Document details

Aaron Blaise And The Lion King
Disney Animation in Orlando
R.C. Harvey

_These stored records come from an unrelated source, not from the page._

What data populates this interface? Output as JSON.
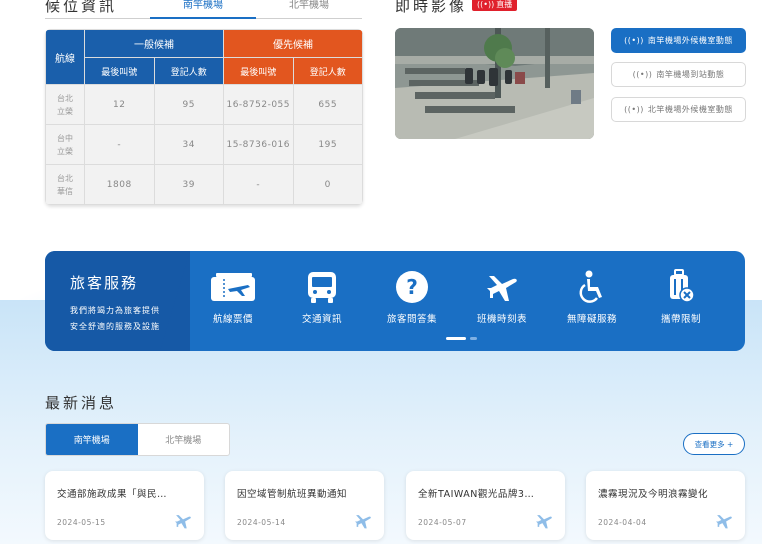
{
  "waitlist": {
    "title": "候位資訊",
    "tabs": [
      "南竿機場",
      "北竿機場"
    ],
    "active_tab": 0,
    "headers": {
      "route": "航線",
      "normal": "一般候補",
      "priority": "優先候補",
      "last_call": "最後叫號",
      "registered": "登記人數"
    },
    "rows": [
      {
        "route_line1": "台北",
        "route_line2": "立榮",
        "normal_last": "12",
        "normal_count": "95",
        "priority_last": "16-8752-055",
        "priority_count": "655"
      },
      {
        "route_line1": "台中",
        "route_line2": "立榮",
        "normal_last": "-",
        "normal_count": "34",
        "priority_last": "15-8736-016",
        "priority_count": "195"
      },
      {
        "route_line1": "台北",
        "route_line2": "華信",
        "normal_last": "1808",
        "normal_count": "39",
        "priority_last": "-",
        "priority_count": "0"
      }
    ]
  },
  "live": {
    "title": "即時影像",
    "badge": "直播",
    "cameras": [
      {
        "label": "南竿機場外候機室動態",
        "active": true
      },
      {
        "label": "南竿機場到站動態",
        "active": false
      },
      {
        "label": "北竿機場外候機室動態",
        "active": false
      }
    ]
  },
  "services": {
    "title": "旅客服務",
    "desc_line1": "我們將竭力為旅客提供",
    "desc_line2": "安全舒適的服務及設施",
    "items": [
      {
        "label": "航線票價",
        "icon": "ticket-icon"
      },
      {
        "label": "交通資訊",
        "icon": "bus-icon"
      },
      {
        "label": "旅客問答集",
        "icon": "question-icon"
      },
      {
        "label": "班機時刻表",
        "icon": "airplane-icon"
      },
      {
        "label": "無障礙服務",
        "icon": "wheelchair-icon"
      },
      {
        "label": "攜帶限制",
        "icon": "luggage-restrict-icon"
      }
    ]
  },
  "news": {
    "title": "最新消息",
    "tabs": [
      "南竿機場",
      "北竿機場"
    ],
    "more_label": "查看更多 +",
    "cards": [
      {
        "title": "交通部施政成果「與民…",
        "date": "2024-05-15"
      },
      {
        "title": "因空域管制航班異動通知",
        "date": "2024-05-14"
      },
      {
        "title": "全新TAIWAN觀光品牌3…",
        "date": "2024-05-07"
      },
      {
        "title": "濃霧現況及今明浪霧變化",
        "date": "2024-04-04"
      }
    ]
  },
  "colors": {
    "brand_blue": "#1a6fc4",
    "dark_blue": "#1a5fab",
    "priority_orange": "#e2561f",
    "live_red": "#e0202c"
  }
}
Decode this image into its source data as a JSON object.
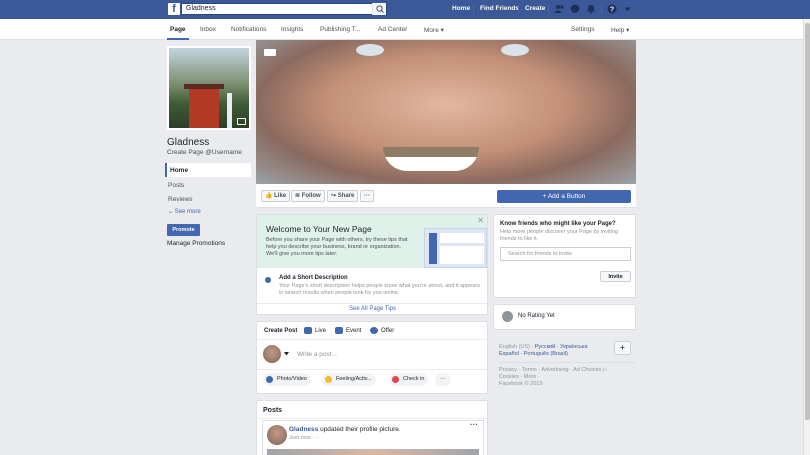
{
  "topbar": {
    "logo": "f",
    "search_value": "Gladness",
    "nav": [
      "Home",
      "Find Friends",
      "Create"
    ],
    "icons": [
      "friend-requests-icon",
      "messenger-icon",
      "notifications-icon",
      "help-icon",
      "account-menu-icon"
    ]
  },
  "subnav": {
    "tabs": [
      "Page",
      "Inbox",
      "Notifications",
      "Insights",
      "Publishing T...",
      "Ad Center",
      "More ▾"
    ],
    "settings": "Settings",
    "help": "Help ▾"
  },
  "sidebar": {
    "page_name": "Gladness",
    "username": "Create Page @Username",
    "items": [
      "Home",
      "Posts",
      "Reviews"
    ],
    "see_more": "See more",
    "promote": "Promote",
    "manage": "Manage Promotions"
  },
  "actions": {
    "like": "Like",
    "follow": "Follow",
    "share": "Share",
    "more": "···",
    "add_button": "+ Add a Button"
  },
  "welcome": {
    "title": "Welcome to Your New Page",
    "text": "Before you share your Page with others, try these tips that help you describe your business, brand or organization. We'll give you more tips later.",
    "tip_title": "Add a Short Description",
    "tip_text": "Your Page's short description helps people know what you're about, and it appears in search results when people look for you online.",
    "see_all": "See All Page Tips",
    "close": "✕"
  },
  "composer": {
    "tabs": [
      "Create Post",
      "Live",
      "Event",
      "Offer"
    ],
    "placeholder": "Write a post...",
    "options": [
      "Photo/Video",
      "Feeling/Activ...",
      "Check in",
      "···"
    ]
  },
  "posts": {
    "title": "Posts",
    "author": "Gladness",
    "action": "updated their profile picture.",
    "time": "Just now",
    "more": "···"
  },
  "right": {
    "invite_title": "Know friends who might like your Page?",
    "invite_text": "Help more people discover your Page by inviting friends to like it.",
    "search_placeholder": "Search for friends to invite",
    "invite_btn": "Invite",
    "rating": "No Rating Yet",
    "lang_line1": "English (US) · ",
    "lang_ru": "Русский",
    "lang_ua": " · Українська",
    "lang_line2": "Español · Português (Brasil)",
    "plus": "+",
    "footer1": "Privacy · Terms · Advertising · Ad Choices ▷ ·",
    "footer2": "Cookies · More ·",
    "footer3": "Facebook © 2019"
  },
  "colors": {
    "brand": "#3b5998",
    "accent": "#4267b2",
    "bg": "#e9ebee"
  }
}
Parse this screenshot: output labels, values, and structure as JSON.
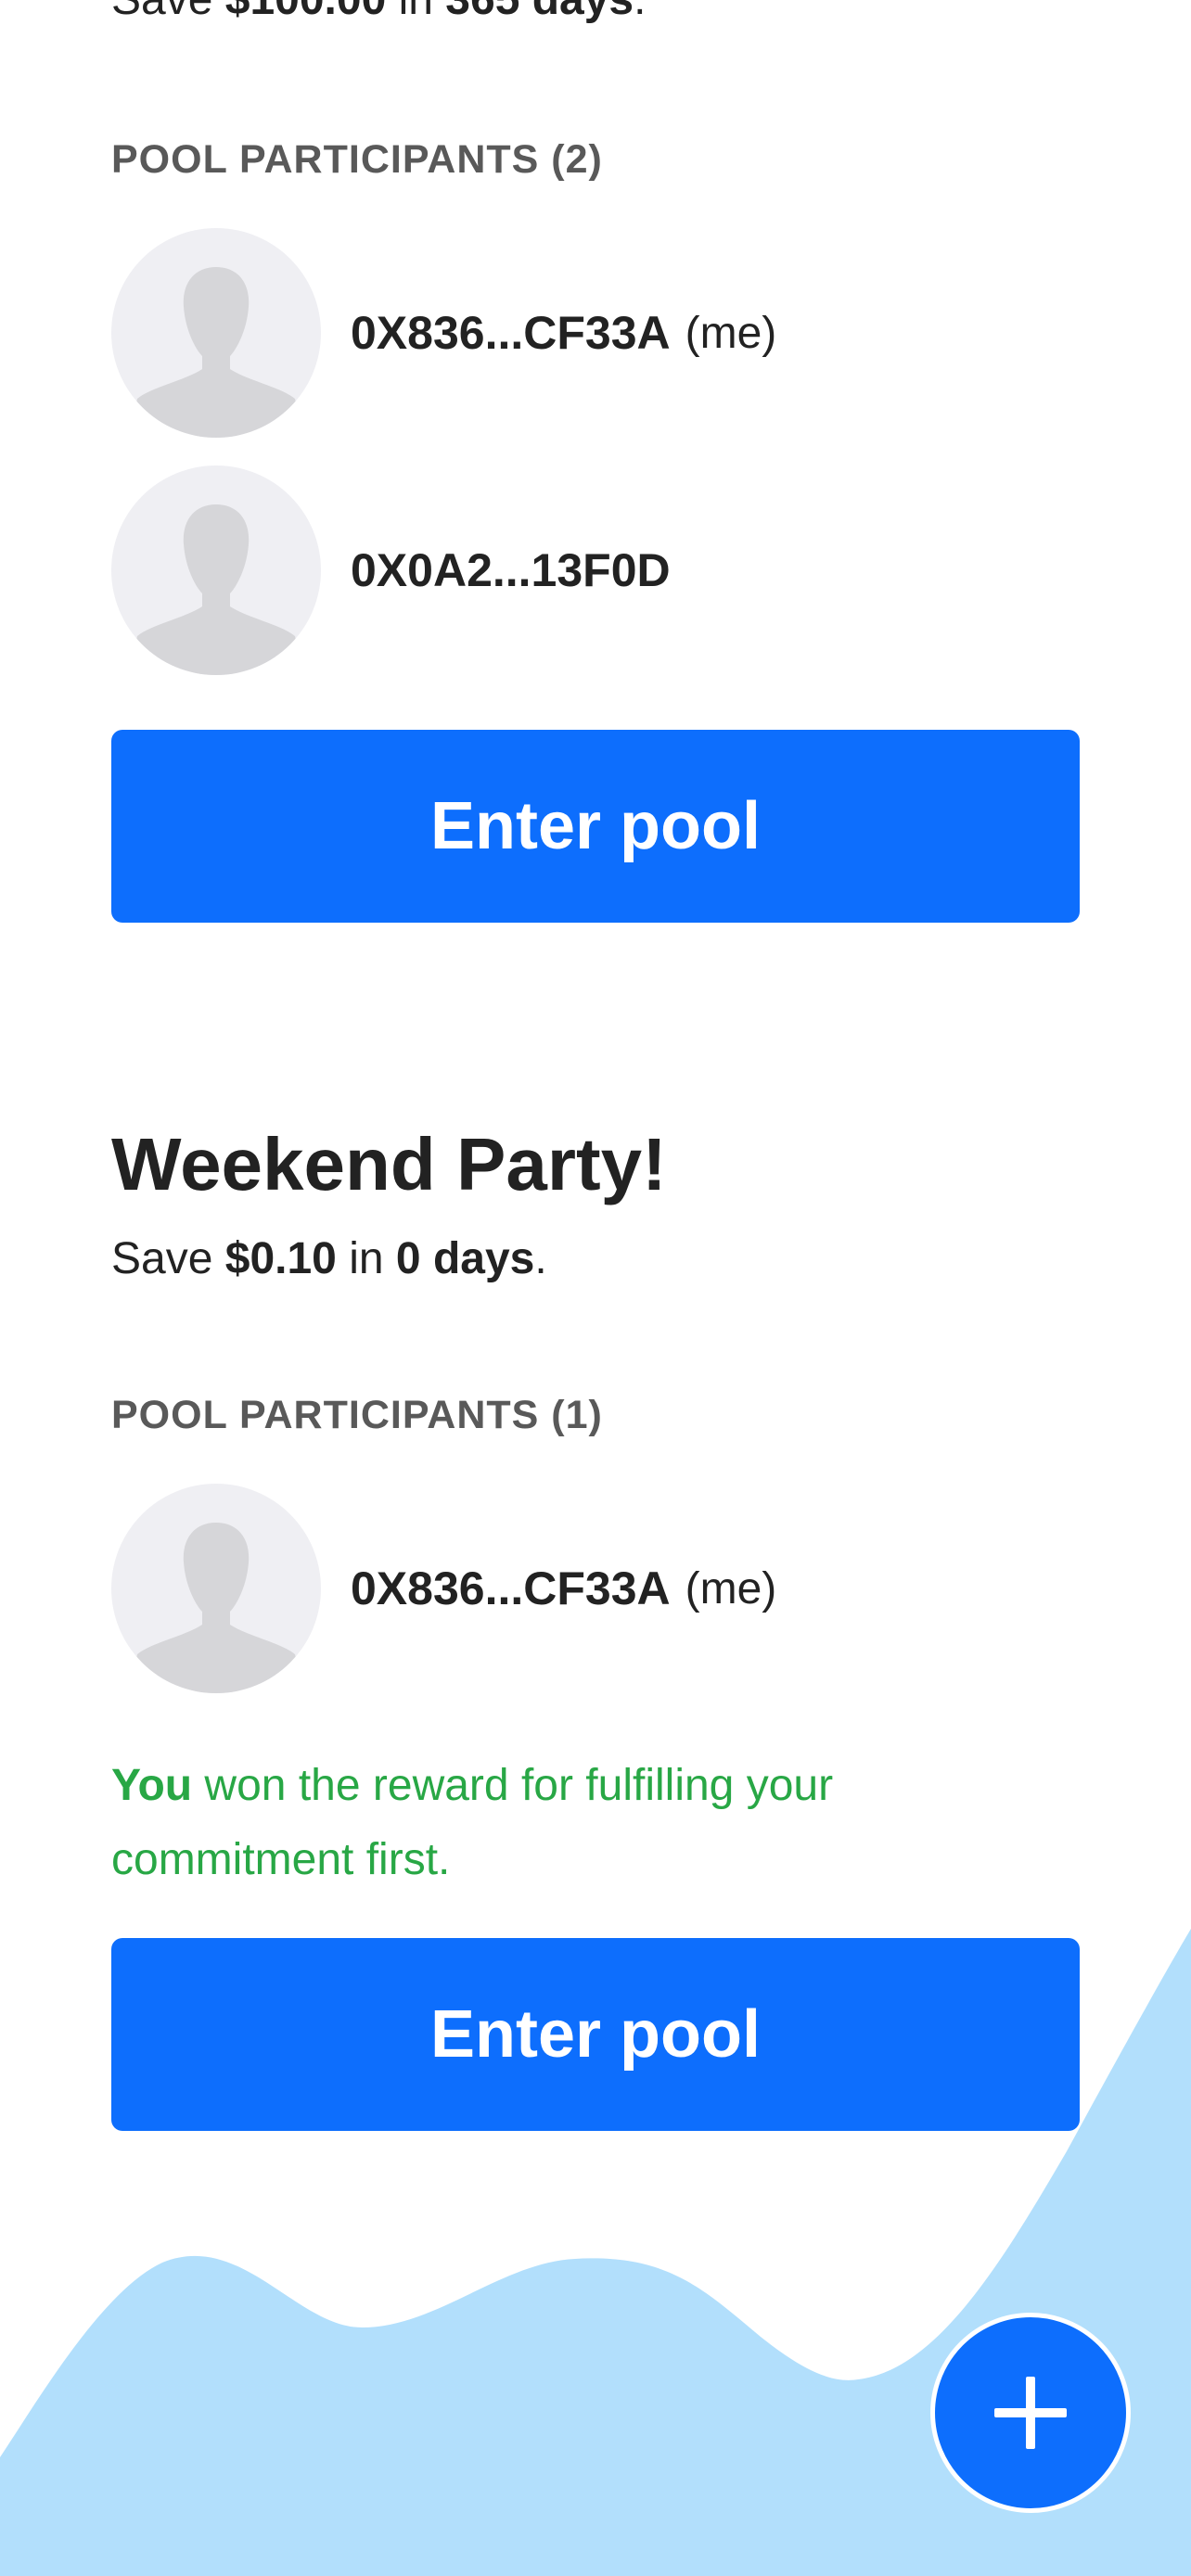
{
  "pools": [
    {
      "save_prefix": "Save ",
      "amount": "$100.00",
      "save_middle": " in ",
      "duration": "365 days",
      "save_suffix": ".",
      "participants_label": "POOL PARTICIPANTS (2)",
      "participants": [
        {
          "address": "0X836...CF33A",
          "me_label": "(me)"
        },
        {
          "address": "0X0A2...13F0D"
        }
      ],
      "enter_label": "Enter pool"
    },
    {
      "title": "Weekend Party!",
      "save_prefix": "Save ",
      "amount": "$0.10",
      "save_middle": " in ",
      "duration": "0 days",
      "save_suffix": ".",
      "participants_label": "POOL PARTICIPANTS (1)",
      "participants": [
        {
          "address": "0X836...CF33A",
          "me_label": "(me)"
        }
      ],
      "reward_winner": "You",
      "reward_message": " won the reward for fulfilling your commitment first.",
      "enter_label": "Enter pool"
    }
  ],
  "fab": {
    "icon": "plus-icon"
  },
  "colors": {
    "primary": "#0d6efd",
    "success": "#28a745",
    "wave": "#b2dffc",
    "label_gray": "#595959",
    "avatar_bg": "#efeff3",
    "avatar_silhouette": "#d6d6d9"
  }
}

THE FASCINATION is not so much in making them move as it is in making them emote. For Disney animator Aaron Blaise, the challenge in animation is to make the movement of the characters expressive of emotions and personality. "Anybody can make something move," Blaise said, "but getting it believable and entertaining--that"s pretty satisfying." Making a sequence funny is also important but not always. "It depends on what I"m doing," Blaise said. "If "'m doing a Roger Rabbit thing, then--yeah, I want to make it funny. But if 'm doing something like Aladdin or Beauty and the Beast, it's different. I animated some of the Beast sequences--about five minutes' worth. There are a lot of sensitive things in them, and trying to get the emotion across--that's really satisfying." When we talked in late October 1992 in the animation department at the Disney-MGM Studios Theme Park in Orlando, Blaise was between assignments. In addition to Beauty and the Beast, he'd worked on Aladdin, doing Rajah, Princess Jasmine's pet tiger, and a couple Roger Rabbit shorts, Roller Coaster Rabbit and Trail Mix-up. Now, he was gearing up for The Lion King, flexing his artistic muscles in rendering feline anatomy.



Source type Magazine
Volume 103
Language en
Document type Interview
Media type text
Page count 10
Pages pp. 20-29


Id 5791
Availability Lendable
Inserted 2021-02-02